62 VCLT (n 577) art 31(1).
64 CAT, ‘Conclusions and Recommendations of the Committee against Torture: United States of America’ (2006) UN Doc CAT/C/USA/CO/2, paras 14, 15, 20.
65 SPT, ‘Guidelines on National Preventive Mechanisms’ (2010) UN Doc CAT/OP/12/5, para 24. See also para 33: ‘The NPM should establish a work plan/programme which, over time, encompasses visits to all, or any, suspected, places of deprivation of liberty, as set out in Articles 4 and 29 of the Optional Protocol, which are within the jurisdiction of the State. For these purposes, the jurisdiction of the State extends to all those places over which it exercises effective control.’
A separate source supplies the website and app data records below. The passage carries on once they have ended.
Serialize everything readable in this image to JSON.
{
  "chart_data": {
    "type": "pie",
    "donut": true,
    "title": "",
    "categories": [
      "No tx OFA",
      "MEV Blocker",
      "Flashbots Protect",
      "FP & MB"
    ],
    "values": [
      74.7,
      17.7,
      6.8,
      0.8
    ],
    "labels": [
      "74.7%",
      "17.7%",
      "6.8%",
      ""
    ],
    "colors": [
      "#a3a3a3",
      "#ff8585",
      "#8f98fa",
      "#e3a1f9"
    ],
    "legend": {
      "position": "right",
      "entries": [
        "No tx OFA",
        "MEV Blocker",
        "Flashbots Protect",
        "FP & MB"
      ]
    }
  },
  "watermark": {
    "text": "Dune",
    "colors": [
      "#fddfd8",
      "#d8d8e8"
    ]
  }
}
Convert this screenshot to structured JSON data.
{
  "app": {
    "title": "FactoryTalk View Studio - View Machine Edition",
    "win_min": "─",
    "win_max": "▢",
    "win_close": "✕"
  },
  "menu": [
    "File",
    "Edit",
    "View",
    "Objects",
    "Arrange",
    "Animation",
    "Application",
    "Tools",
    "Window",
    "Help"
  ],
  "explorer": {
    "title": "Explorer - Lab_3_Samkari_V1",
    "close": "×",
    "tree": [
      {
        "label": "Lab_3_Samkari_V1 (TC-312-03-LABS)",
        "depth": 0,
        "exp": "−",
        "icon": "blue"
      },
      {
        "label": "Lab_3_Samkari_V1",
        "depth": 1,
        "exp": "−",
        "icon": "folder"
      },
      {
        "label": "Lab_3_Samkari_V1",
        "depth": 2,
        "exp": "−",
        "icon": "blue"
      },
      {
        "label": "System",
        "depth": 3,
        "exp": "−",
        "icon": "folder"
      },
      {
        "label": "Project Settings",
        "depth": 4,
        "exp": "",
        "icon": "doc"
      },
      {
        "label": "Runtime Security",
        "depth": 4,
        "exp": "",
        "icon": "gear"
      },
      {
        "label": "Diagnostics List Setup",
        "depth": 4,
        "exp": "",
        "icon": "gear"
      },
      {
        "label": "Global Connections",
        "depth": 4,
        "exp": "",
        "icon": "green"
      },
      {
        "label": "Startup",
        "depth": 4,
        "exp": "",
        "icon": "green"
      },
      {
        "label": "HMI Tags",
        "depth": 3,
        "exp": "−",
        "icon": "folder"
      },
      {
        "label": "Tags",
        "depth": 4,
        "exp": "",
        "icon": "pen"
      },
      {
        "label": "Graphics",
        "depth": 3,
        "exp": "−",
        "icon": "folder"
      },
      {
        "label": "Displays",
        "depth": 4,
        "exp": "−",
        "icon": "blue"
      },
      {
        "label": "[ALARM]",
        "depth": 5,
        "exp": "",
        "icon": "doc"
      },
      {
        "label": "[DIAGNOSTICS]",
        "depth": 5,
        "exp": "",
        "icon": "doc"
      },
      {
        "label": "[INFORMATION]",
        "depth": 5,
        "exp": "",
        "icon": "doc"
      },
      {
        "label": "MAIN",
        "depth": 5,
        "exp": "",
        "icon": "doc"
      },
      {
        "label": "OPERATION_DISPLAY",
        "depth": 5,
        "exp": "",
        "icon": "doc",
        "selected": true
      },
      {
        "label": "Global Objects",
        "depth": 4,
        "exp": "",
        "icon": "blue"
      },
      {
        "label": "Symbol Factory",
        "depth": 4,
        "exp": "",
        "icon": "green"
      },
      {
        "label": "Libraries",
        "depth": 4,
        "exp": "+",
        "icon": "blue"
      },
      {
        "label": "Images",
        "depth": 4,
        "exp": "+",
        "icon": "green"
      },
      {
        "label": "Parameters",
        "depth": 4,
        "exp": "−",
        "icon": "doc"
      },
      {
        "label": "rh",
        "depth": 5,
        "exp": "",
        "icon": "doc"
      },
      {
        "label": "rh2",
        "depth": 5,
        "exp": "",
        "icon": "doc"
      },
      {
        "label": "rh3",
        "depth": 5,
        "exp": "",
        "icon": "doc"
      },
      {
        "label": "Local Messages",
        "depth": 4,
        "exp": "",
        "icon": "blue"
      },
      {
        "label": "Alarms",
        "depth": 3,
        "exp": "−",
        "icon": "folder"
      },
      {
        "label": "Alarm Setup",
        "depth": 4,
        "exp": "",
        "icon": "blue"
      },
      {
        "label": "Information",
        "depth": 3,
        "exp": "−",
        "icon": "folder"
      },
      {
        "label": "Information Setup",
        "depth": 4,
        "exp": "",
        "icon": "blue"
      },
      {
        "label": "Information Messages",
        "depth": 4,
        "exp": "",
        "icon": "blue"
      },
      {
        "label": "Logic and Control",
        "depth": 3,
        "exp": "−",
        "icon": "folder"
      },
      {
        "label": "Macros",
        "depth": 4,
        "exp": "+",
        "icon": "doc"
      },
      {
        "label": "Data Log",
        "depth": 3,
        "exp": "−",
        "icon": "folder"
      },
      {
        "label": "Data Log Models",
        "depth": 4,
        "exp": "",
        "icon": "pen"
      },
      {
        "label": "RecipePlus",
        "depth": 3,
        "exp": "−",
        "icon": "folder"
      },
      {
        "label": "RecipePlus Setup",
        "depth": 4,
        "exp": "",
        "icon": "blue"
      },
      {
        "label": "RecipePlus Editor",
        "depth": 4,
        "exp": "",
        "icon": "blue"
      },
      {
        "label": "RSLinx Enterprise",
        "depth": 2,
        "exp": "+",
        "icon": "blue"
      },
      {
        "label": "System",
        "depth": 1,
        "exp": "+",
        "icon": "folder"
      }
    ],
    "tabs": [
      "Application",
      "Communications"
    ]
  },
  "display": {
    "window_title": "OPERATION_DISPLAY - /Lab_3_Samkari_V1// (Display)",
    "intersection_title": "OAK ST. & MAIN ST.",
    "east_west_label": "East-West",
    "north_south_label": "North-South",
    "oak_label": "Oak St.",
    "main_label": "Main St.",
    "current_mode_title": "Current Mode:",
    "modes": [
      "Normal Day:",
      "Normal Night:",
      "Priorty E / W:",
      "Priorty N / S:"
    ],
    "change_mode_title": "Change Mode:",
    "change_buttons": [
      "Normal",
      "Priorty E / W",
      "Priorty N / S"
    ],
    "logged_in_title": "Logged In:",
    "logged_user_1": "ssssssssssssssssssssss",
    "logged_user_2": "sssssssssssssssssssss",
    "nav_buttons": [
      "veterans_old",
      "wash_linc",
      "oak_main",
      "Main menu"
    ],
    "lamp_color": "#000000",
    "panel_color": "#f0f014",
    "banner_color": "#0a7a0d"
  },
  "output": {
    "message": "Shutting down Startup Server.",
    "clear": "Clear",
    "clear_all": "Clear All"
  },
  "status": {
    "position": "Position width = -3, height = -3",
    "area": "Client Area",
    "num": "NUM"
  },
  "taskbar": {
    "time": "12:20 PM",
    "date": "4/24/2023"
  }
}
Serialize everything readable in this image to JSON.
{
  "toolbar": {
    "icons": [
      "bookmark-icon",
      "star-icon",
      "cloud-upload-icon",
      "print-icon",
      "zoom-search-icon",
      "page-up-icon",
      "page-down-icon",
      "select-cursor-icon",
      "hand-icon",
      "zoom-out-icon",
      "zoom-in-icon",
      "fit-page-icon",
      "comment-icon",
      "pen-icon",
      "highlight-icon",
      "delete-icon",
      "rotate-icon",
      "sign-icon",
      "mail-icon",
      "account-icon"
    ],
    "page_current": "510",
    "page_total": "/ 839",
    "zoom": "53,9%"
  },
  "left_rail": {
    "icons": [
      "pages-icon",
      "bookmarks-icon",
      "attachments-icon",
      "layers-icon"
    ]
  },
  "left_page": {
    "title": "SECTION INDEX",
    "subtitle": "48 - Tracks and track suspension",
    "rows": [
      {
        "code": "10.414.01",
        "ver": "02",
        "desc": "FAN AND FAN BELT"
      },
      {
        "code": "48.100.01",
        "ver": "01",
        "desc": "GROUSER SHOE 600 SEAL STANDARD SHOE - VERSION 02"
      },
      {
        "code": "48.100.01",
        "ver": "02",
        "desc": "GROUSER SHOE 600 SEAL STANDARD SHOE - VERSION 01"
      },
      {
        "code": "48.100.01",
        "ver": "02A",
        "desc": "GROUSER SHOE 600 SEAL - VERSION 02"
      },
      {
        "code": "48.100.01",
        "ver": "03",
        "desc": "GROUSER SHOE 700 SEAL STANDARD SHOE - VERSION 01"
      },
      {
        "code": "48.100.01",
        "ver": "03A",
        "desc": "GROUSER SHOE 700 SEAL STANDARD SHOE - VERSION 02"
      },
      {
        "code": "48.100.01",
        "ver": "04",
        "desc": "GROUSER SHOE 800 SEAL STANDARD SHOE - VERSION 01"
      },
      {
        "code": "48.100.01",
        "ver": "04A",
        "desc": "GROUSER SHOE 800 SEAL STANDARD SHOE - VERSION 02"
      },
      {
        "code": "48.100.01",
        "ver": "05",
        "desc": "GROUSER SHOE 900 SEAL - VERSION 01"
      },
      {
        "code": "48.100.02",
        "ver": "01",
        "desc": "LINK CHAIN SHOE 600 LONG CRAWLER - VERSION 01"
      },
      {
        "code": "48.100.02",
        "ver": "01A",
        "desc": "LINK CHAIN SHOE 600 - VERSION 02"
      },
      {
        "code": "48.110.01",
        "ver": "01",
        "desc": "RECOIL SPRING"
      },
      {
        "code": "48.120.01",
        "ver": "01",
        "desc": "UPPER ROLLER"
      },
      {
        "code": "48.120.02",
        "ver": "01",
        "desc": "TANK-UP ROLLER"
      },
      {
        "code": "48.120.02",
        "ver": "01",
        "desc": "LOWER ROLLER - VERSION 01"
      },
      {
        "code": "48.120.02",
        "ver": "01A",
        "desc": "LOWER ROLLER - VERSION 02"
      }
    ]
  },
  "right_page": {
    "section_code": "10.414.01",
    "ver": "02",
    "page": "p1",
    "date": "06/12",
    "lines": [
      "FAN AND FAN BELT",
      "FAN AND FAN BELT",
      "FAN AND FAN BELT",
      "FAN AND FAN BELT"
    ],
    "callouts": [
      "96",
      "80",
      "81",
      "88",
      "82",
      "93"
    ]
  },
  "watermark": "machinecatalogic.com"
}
66 As stated by the Parliamentary Assembly of the Council of Europe ‘the extent to which Contracting parties must secure the rights and freedoms of individuals outside their borders, is commensurate with the extent of their control’. Parliamentary Assembly, Areas where the European Convention on Human Rights cannot be implemented, Doc 9730, 11 March 2003, para 45.
67 See eg ICCPR, ‘General Comment No 31 on The Nature of the General Legal Obligation Imposed on States Parties to the Covenant’ (2004) UN Doc CCPR/C/21/Rev.1/Add.13, para 10. See also Loizidou v Turkey (Preliminary Objections) (1995) Series A No 310, paras 62–64; Cyprus v Turkey App no 25781/94 (ECtHR 10 May 2001) para 77; and Bankovic and Others v Belgium, the Czech Republic, Denmark, France, Germany, Greece, Hungary, Iceland, Italy, Luxembourg, the Netherlands, Norway, Poland, Portugal, Spain, Turkey, and the United Kingdom App no 52207/99 (ECtHR, 12 December 2001) para 71.
68 Legal Consequences of the Construction of a Wall in the Occupied Palestinian Territory, Advisory Opinion, ICJ Reports 2004, para 112.
69 Murray and others (n 44) 79, referring to the UK House of Lords interpreting the reference to ‘within the jurisdiction’ of the State in Article 1 ECHR to cover detention facilities at a British military base in Iraq. Al-Skeini and Others (Respondents) v Secretary of State for Defence (Appellant), Al-Skeini and others (Appellants) v Secretary of State for Defence (Respondent) (Consolidated Appeals)  UKHL 26.
70 See on extra-territoriality also Murray and others (n 44) 79–81. On the notion of ‘territory under its jurisdiction’ see also above Arts 2, 4.1.2;